#### Data to examine ####

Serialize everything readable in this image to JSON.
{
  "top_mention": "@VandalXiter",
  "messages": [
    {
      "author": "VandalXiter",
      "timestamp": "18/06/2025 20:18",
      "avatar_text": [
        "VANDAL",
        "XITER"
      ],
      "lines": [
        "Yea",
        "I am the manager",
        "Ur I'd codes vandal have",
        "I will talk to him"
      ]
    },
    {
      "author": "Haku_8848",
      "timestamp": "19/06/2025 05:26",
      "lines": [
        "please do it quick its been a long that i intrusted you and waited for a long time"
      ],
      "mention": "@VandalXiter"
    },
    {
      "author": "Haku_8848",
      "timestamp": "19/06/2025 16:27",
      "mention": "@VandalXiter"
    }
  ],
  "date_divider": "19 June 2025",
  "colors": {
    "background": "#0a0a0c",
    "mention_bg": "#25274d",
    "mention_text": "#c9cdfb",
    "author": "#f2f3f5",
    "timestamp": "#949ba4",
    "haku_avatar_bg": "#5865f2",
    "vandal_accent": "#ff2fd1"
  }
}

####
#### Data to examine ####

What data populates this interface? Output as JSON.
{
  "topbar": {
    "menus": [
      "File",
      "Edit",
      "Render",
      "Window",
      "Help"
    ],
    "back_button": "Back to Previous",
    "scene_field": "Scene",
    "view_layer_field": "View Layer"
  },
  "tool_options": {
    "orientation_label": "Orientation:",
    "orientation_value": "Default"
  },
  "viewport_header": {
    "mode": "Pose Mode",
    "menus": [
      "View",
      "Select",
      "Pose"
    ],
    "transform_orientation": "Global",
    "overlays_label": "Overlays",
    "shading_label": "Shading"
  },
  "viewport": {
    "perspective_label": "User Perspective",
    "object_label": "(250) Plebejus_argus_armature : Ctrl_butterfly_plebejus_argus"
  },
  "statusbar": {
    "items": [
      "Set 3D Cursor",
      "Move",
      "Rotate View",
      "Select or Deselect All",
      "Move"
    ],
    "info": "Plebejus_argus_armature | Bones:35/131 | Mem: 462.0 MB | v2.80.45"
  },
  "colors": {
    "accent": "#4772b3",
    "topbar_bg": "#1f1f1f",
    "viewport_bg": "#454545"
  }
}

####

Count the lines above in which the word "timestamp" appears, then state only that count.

- [Solution to the exercise]: 4